YOUR GOAL: In the listing that follows, how many lines include the word "content"? Only the number is wanted.

-- Opening Marker --

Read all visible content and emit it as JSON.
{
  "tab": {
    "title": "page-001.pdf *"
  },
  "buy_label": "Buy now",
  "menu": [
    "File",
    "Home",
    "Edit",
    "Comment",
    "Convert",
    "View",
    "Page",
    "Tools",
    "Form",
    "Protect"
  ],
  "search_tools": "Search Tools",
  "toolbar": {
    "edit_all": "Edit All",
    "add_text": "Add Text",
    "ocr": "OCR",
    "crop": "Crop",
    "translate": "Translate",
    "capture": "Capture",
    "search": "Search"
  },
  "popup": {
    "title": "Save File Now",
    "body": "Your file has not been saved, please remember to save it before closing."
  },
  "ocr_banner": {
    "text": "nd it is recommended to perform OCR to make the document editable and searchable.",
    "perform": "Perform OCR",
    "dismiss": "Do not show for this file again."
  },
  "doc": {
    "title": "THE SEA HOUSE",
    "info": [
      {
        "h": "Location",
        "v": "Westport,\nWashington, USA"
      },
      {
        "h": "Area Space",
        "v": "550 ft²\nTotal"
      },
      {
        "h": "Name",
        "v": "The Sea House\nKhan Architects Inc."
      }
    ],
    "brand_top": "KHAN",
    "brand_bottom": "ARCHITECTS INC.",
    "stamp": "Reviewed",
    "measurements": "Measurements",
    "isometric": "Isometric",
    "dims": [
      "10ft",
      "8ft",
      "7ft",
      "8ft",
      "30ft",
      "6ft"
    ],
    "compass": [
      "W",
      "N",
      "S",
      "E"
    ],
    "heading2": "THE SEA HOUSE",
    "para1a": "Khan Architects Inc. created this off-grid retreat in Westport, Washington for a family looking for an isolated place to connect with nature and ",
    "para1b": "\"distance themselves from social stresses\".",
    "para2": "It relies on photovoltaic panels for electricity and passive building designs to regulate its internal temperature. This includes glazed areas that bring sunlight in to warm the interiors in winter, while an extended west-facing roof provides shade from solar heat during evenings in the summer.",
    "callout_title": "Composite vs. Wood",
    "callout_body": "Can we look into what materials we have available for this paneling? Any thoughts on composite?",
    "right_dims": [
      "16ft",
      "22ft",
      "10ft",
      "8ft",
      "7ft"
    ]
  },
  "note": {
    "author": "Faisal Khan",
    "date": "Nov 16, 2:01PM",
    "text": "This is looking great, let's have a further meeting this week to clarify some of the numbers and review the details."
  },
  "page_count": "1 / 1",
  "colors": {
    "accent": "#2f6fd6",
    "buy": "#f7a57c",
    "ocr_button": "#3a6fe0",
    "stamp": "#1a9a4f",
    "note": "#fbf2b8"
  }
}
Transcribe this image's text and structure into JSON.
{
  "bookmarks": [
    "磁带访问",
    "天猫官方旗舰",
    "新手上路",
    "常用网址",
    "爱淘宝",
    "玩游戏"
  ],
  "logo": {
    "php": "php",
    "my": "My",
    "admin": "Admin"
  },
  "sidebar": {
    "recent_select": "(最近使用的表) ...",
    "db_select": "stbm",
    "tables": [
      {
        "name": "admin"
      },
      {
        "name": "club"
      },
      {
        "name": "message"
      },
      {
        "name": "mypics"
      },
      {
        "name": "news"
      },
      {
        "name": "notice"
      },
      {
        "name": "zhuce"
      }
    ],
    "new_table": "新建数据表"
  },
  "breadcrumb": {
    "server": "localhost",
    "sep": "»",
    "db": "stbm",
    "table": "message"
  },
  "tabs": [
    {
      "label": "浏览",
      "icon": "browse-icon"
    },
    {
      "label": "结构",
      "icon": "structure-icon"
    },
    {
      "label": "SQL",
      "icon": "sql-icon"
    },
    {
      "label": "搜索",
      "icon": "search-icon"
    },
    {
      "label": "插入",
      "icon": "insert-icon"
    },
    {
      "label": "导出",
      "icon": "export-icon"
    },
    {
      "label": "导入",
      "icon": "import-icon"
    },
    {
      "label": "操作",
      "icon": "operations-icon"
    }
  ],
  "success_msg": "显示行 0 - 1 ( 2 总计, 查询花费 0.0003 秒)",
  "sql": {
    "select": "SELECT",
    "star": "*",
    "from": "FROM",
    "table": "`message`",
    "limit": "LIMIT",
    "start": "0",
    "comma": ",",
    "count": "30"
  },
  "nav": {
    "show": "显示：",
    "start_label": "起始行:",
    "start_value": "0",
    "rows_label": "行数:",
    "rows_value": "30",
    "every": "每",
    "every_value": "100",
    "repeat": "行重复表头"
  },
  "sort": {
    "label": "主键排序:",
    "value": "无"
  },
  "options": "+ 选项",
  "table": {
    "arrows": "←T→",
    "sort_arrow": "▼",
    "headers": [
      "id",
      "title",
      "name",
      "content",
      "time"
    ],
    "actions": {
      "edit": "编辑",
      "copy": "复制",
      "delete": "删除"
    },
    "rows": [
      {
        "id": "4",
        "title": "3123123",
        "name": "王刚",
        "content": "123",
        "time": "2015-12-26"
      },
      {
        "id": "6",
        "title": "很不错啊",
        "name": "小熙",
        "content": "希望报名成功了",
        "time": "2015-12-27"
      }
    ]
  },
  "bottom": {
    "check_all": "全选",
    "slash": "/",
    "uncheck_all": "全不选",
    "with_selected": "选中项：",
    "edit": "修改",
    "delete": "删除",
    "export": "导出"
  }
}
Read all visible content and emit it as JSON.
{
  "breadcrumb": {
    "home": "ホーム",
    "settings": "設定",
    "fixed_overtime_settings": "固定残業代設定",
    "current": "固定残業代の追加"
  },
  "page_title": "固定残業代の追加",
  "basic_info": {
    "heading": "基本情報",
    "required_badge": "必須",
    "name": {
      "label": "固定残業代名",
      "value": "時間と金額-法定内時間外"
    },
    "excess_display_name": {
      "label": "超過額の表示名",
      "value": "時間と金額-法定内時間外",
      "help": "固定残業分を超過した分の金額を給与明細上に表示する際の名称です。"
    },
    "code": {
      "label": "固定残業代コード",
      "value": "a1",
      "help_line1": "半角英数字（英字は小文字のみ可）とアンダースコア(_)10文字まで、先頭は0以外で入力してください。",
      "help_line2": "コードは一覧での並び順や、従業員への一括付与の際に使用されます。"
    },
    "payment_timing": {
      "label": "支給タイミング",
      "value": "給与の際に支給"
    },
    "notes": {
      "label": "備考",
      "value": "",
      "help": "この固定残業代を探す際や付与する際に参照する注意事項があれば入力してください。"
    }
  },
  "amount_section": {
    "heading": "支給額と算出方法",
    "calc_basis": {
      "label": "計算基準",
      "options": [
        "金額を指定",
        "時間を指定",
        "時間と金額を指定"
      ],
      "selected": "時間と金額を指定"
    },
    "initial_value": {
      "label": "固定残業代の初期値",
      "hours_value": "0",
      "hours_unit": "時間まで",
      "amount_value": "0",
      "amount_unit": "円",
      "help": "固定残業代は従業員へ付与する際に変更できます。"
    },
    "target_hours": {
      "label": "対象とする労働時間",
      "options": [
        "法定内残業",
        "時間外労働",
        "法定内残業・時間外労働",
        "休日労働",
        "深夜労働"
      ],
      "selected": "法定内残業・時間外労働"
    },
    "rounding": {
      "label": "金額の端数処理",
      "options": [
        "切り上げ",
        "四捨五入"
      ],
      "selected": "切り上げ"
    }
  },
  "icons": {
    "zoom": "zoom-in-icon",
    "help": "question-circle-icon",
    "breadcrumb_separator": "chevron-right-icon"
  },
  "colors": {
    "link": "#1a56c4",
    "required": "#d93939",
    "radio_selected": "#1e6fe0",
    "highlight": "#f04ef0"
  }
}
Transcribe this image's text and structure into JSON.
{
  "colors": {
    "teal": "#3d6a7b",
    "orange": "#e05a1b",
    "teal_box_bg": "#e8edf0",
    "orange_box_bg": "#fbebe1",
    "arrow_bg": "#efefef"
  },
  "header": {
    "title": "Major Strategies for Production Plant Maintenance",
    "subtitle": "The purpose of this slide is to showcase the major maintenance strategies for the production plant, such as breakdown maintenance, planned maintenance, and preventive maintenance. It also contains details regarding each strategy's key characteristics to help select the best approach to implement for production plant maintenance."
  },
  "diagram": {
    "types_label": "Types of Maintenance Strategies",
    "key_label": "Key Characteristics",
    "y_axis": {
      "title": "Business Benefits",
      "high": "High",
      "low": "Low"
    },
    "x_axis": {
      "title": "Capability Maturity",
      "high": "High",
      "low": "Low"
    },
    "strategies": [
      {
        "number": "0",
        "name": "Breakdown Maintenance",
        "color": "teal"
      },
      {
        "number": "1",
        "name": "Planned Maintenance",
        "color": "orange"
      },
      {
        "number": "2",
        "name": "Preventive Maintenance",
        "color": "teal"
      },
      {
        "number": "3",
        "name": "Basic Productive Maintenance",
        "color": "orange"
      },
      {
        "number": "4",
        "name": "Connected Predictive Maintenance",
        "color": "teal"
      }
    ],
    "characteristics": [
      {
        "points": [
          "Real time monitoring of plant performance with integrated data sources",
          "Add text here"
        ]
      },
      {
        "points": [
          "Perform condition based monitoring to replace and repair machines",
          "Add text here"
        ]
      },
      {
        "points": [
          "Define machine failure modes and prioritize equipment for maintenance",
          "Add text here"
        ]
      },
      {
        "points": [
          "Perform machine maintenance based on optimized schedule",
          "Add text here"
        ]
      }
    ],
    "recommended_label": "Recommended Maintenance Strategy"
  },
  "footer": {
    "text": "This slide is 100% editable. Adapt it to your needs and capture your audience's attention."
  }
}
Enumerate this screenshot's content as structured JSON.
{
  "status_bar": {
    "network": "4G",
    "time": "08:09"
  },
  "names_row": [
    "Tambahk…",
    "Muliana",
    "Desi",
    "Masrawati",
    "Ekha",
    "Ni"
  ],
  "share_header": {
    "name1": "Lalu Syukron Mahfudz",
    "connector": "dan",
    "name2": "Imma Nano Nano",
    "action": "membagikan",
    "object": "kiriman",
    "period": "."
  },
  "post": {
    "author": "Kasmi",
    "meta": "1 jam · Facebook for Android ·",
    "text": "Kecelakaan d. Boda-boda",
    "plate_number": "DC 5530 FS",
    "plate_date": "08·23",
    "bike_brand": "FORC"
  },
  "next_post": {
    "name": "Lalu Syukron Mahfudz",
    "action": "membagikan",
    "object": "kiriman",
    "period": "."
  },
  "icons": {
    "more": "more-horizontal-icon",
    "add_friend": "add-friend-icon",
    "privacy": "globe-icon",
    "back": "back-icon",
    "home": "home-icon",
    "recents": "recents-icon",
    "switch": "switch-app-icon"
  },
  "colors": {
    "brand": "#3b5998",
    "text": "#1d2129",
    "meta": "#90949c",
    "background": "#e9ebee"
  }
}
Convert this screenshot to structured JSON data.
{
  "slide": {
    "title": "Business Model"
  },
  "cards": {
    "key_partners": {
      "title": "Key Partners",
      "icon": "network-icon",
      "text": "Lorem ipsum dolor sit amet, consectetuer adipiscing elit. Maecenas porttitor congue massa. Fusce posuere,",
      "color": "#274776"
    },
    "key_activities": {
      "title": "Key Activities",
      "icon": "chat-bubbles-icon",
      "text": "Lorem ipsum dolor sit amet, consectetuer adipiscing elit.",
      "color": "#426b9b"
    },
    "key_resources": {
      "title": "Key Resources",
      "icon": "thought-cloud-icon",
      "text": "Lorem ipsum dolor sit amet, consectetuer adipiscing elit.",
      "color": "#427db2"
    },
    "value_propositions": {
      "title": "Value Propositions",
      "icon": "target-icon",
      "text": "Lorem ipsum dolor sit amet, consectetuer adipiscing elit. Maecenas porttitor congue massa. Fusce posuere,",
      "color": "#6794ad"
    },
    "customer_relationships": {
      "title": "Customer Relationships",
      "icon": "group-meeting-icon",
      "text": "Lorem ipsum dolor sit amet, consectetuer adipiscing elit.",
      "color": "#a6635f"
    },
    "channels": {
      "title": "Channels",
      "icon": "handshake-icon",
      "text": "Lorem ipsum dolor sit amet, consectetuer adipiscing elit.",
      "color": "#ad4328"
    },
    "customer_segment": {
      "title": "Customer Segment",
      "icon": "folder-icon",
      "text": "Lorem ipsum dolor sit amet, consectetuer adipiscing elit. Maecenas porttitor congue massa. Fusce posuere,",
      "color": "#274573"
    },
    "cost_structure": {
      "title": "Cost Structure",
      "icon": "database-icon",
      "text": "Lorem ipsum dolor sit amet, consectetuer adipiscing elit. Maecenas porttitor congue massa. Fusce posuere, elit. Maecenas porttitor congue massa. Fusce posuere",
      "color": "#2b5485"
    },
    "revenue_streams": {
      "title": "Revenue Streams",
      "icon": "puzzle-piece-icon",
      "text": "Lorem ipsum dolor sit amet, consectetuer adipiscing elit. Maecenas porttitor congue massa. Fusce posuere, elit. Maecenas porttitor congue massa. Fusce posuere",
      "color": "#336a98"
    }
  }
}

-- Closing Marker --

FINISHED EXERCISE: 6